# WORK INSTRUCTIONS:
A single number is required: how many lines in the data below contain "icon".

[Records excerpted from a collection]
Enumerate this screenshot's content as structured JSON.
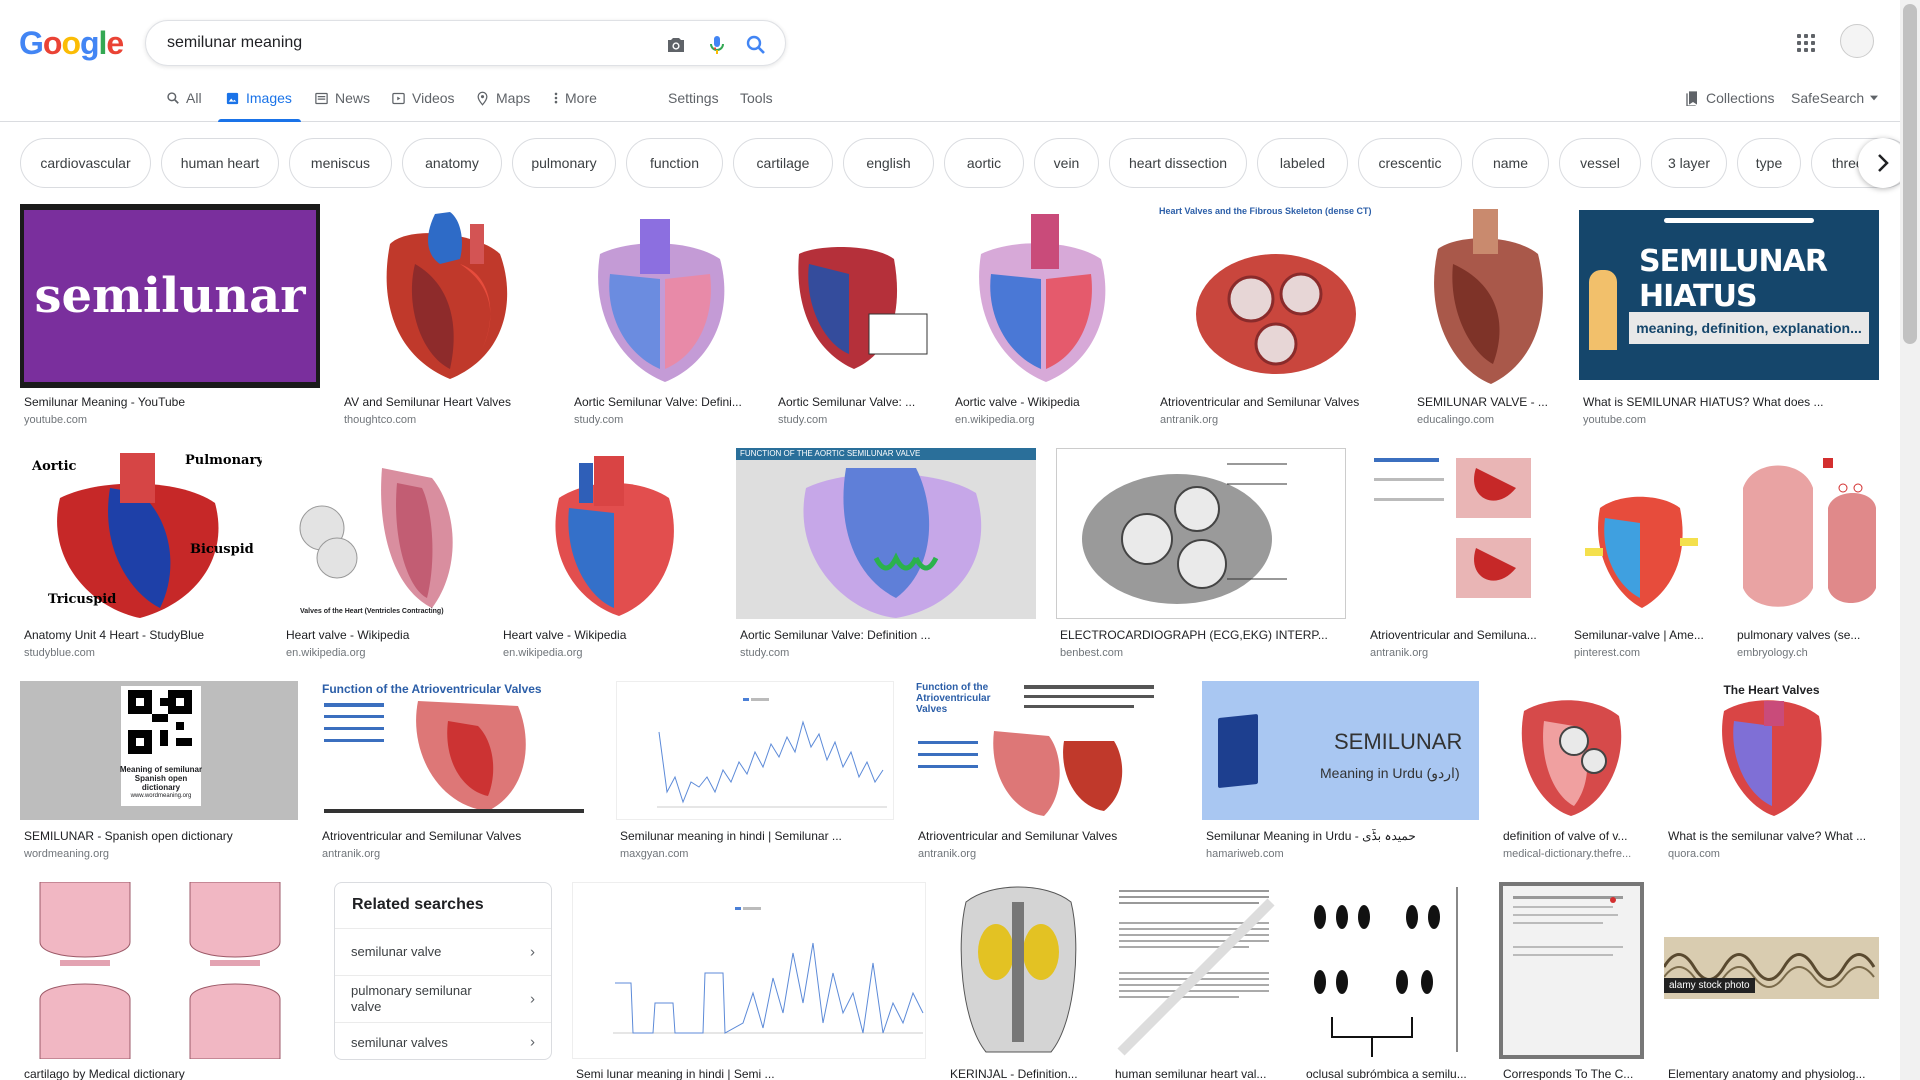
{
  "logo": {
    "letters": [
      "G",
      "o",
      "o",
      "g",
      "l",
      "e"
    ],
    "colors": [
      "#4285f4",
      "#ea4335",
      "#fbbc05",
      "#4285f4",
      "#34a853",
      "#ea4335"
    ]
  },
  "search": {
    "query": "semilunar meaning"
  },
  "tabs": [
    {
      "label": "All",
      "icon": "search-icon"
    },
    {
      "label": "Images",
      "icon": "image-icon"
    },
    {
      "label": "News",
      "icon": "news-icon"
    },
    {
      "label": "Videos",
      "icon": "video-icon"
    },
    {
      "label": "Maps",
      "icon": "map-icon"
    },
    {
      "label": "More",
      "icon": "more-vert-icon"
    },
    {
      "label": "Settings"
    },
    {
      "label": "Tools"
    }
  ],
  "right_tools": {
    "collections": "Collections",
    "safesearch": "SafeSearch"
  },
  "chips": [
    "cardiovascular",
    "human heart",
    "meniscus",
    "anatomy",
    "pulmonary",
    "function",
    "cartilage",
    "english",
    "aortic",
    "vein",
    "heart dissection",
    "labeled",
    "crescentic",
    "name",
    "vessel",
    "3 layer",
    "type",
    "three flap"
  ],
  "results_row1": [
    {
      "caption": "Semilunar Meaning - YouTube",
      "source": "youtube.com",
      "overlay": "semilunar"
    },
    {
      "caption": "AV and Semilunar Heart Valves",
      "source": "thoughtco.com"
    },
    {
      "caption": "Aortic Semilunar Valve: Defini...",
      "source": "study.com"
    },
    {
      "caption": "Aortic Semilunar Valve: ...",
      "source": "study.com"
    },
    {
      "caption": "Aortic valve - Wikipedia",
      "source": "en.wikipedia.org"
    },
    {
      "caption": "Atrioventricular and Semilunar Valves",
      "source": "antranik.org",
      "overlay": "Heart Valves and the Fibrous Skeleton (dense CT)"
    },
    {
      "caption": "SEMILUNAR VALVE - ...",
      "source": "educalingo.com"
    },
    {
      "caption": "What is SEMILUNAR HIATUS? What does ...",
      "source": "youtube.com",
      "overlay": "SEMILUNAR HIATUS",
      "overlay2": "meaning, definition, explanation..."
    }
  ],
  "results_row2": [
    {
      "caption": "Anatomy Unit 4 Heart - StudyBlue",
      "source": "studyblue.com"
    },
    {
      "caption": "Heart valve - Wikipedia",
      "source": "en.wikipedia.org",
      "overlay": "Valves of the Heart (Ventricles Contracting)"
    },
    {
      "caption": "Heart valve - Wikipedia",
      "source": "en.wikipedia.org"
    },
    {
      "caption": "Aortic Semilunar Valve: Definition ...",
      "source": "study.com",
      "overlay": "FUNCTION OF THE AORTIC SEMILUNAR VALVE"
    },
    {
      "caption": "ELECTROCARDIOGRAPH (ECG,EKG) INTERP...",
      "source": "benbest.com"
    },
    {
      "caption": "Atrioventricular and Semiluna...",
      "source": "antranik.org"
    },
    {
      "caption": "Semilunar-valve | Ame...",
      "source": "pinterest.com"
    },
    {
      "caption": "pulmonary valves (se...",
      "source": "embryology.ch"
    }
  ],
  "results_row3": [
    {
      "caption": "SEMILUNAR - Spanish open dictionary",
      "source": "wordmeaning.org",
      "overlay": "Meaning of semilunar",
      "overlay2": "Spanish open dictionary",
      "overlay3": "www.wordmeaning.org"
    },
    {
      "caption": "Atrioventricular and Semilunar Valves",
      "source": "antranik.org",
      "overlay": "Function of the Atrioventricular Valves"
    },
    {
      "caption": "Semilunar meaning in hindi | Semilunar ...",
      "source": "maxgyan.com"
    },
    {
      "caption": "Atrioventricular and Semilunar Valves",
      "source": "antranik.org",
      "overlay": "Function of the Atrioventricular Valves"
    },
    {
      "caption": "Semilunar Meaning in Urdu - حمیدہ بڈّی",
      "source": "hamariweb.com",
      "overlay": "SEMILUNAR",
      "overlay2": "Meaning in Urdu (اردو)"
    },
    {
      "caption": "definition of valve of v...",
      "source": "medical-dictionary.thefre..."
    },
    {
      "caption": "What is the semilunar valve? What ...",
      "source": "quora.com",
      "overlay": "The Heart Valves"
    }
  ],
  "results_row4": [
    {
      "caption": "cartilago by Medical dictionary"
    },
    {
      "caption": "Semi lunar meaning in hindi | Semi ..."
    },
    {
      "caption": "KERINJAL - Definition..."
    },
    {
      "caption": "human semilunar heart val..."
    },
    {
      "caption": "oclusal subrómbica a semilu..."
    },
    {
      "caption": "Corresponds To The C..."
    },
    {
      "caption": "Elementary anatomy and physiolog...",
      "overlay": "alamy stock photo"
    }
  ],
  "related": {
    "title": "Related searches",
    "items": [
      "semilunar valve",
      "pulmonary semilunar valve",
      "semilunar valves"
    ]
  }
}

# WRITTEN ANSWER:
6